Containerization Technology Defined

Jul 18, 2016

Written by Nenad Rokic, Technical Systems Architect at HighVail Systems Inc.

Recently, I attended the DockerCon Conference in beautiful Seattle, focusing my attention on new and emerging trends in IT. In the short span of two or so years, this event has gained a tremendous amount of popularity. Docker is the world’s leading containerization platform and containerization technology promises new avenues of how to build and distribute applications in the future, along with how to shape IT operations. The new world of IT has seen quite an influx of young people that see and seek the immediate benefits of such model adoption. IT companies are racing to set standards for others to follow—containerization is the fastest growing technology adoption in IT. So, what does that mean for people in the industry such as you or me? And what is a container, anyway? Let me try and explain some of the mystery—at least in the way that I understand it.

To explain what a container is using analogies from everyday life, the easiest way to understand the technology is to think of it as a standard shipping container that is loaded with multiple goods, all packaged separately. The container is sealed until it reaches its final destination, and is then forklifted to the different means of transportation to reach the customer or consumer. Do we care how it is stacked or packaged, or how the goods inside of the container are stacked? No, we don’t. But we do care how quickly that container is delivered. We care about quality, and agility. What if we need, say, ten, one hundred, or even one thousand containers?

To turn this analogy to the IT world: Docker containers are a platform for developing, shipping, and running applications using container technology. Instead of the “pack it all into a single basket,” monolithic app/dev approach, Docker containers enable developers to build agile, distributed applications—with all the components the application would need to run somewhere else or to connect to other containers using declarative language. The container knows what libraries it needs; how the network needs to be connected to other containers; and if it depends on some other containers or services. Once packaged and ready ship (using something like Docker Compose, for example,) the application is “forklifted” into the private trusted registry, or public HUB, where it becomes available for consumption as part of a catalogue. Automation tools enable the user to build multi-container apps in a quick and fairly easy manner. Define the YAML file, and off you go.

Containerization uses the kernel on the host operating system to run multiple root file system. Each of these root file systems is called a container, and each container features its own memory, processes, devices, and network stack. This gives containers some obvious benefits over VMs:

  • Containers are lightweight.
  • No need to install OS.
  • Less strain on physical infrastructure, CPU, and memory.
  • Greatly improved utilization and density.
  • Portability—built in one place, consumed in another.

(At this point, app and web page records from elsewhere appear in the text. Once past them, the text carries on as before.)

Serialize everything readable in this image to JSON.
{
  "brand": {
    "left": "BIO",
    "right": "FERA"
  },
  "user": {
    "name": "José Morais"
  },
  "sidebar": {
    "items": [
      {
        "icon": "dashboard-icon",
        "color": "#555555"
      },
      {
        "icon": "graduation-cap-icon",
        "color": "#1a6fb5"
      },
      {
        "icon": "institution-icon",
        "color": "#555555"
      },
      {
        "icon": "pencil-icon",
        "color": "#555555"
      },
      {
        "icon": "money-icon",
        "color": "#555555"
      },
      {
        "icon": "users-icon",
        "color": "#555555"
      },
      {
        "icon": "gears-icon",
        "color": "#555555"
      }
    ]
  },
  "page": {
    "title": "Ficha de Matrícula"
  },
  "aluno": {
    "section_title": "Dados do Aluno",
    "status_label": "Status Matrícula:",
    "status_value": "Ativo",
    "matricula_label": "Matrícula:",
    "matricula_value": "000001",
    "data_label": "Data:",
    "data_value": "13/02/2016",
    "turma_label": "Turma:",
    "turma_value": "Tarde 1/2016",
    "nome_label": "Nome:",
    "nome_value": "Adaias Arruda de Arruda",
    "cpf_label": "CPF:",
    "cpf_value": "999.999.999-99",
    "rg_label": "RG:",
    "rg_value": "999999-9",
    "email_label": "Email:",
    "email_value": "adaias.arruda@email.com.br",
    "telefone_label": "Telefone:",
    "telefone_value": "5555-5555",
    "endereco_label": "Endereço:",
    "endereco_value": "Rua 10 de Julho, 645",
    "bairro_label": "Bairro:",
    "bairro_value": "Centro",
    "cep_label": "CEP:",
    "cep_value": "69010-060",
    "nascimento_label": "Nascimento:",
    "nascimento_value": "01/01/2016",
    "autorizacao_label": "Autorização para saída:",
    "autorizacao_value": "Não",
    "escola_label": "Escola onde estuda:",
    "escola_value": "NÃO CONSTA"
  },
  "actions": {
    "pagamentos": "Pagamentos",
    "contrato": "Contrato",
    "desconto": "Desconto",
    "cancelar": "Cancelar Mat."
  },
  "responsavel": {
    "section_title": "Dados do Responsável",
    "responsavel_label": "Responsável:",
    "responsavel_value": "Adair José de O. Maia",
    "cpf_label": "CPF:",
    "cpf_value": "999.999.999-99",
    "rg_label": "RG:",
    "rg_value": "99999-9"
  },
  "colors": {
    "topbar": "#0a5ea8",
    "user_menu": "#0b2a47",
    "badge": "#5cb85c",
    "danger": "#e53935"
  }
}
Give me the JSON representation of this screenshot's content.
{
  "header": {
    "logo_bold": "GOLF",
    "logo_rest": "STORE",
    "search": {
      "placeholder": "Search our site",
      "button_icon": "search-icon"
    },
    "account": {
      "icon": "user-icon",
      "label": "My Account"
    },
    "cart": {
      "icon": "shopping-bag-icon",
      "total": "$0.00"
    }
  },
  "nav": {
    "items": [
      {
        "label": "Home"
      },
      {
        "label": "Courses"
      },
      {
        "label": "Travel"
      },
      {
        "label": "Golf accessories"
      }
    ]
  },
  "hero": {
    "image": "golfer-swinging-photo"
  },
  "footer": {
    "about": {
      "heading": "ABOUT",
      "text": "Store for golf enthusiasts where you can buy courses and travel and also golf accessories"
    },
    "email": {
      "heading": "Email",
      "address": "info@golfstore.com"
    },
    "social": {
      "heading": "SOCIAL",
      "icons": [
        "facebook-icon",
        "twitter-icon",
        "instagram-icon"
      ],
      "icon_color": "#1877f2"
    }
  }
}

At the heart of this technology is something called the Docker Engine. The Docker Engine is essentially a program that enables containers to be distributed and run. The Docker Engine uses Cgroups and Namespaces to isolate workloads. Like most distributed solutions, it is based on a server/client architecture. The application is packaged with all dependencies into an image, aka the container template and is built by the developer, me, and you for someone else to consume. It is stored in the Docker Hub, or another HUB repository like GitHub for example. Think of it as an executable file—you need to download a platform, laptop, or server in order to run it. As long as you have the Docker Engine installed, you will be able to run what was packaged for you.

Now, operations can take over managing applications, and images responding in real time to demand and build a meaningful lifecycle in collaboration with developers. Depending on who you ask, you may get different answers on what to use for orchestration, deployment, and lifecycle automation. What would be the best choice? Should you use Kubernetes, OpenShift with Ansible Tower, DC/OS, Apache Mesos (Mesosphere), Apcera, or Docker Cloud (with Docker Swarm)? The answer is that it depends. This article will not be going into detail on how and why one should be picked over the other; there are a number of tools that would help with that decision. The best advice would be to start with one (preferably open source) that you can evaluate to see if it fits your needs. The latest version of Swarm (clustering technology for Docker containers) closely integrates with Docker Engine and showcases a seamless user experience, for example. A large number of enterprise vendors innovate with Docker containers—most noticeably Red Hat—while significantly contributing to the community.

While you set out on your journey to the cloud, System Integrators and consultants with experience like HighVail will be great sources of information. Containerization is only one part of a DevOps evolution and HighVail can help you in your transformation. We have partnerships with many of the key emerging players in the area of DevOps and Open Source is what we do every day.  We’re certain that we can help you decipher much of what appears to be a daily onslaught of “the next great tool” and come to the right decisions, select the right technology and be your partner for tomorrow’s success. For more information, please contact us at (416) 867-3000, or at info@highvail.com. You can also visit us on Facebook, LinkedIn, Twitter @HighVail, and Instagram @HighVailSystems.

– Nenad Rokic

Technical Systems Architect at HighVail Systems Inc.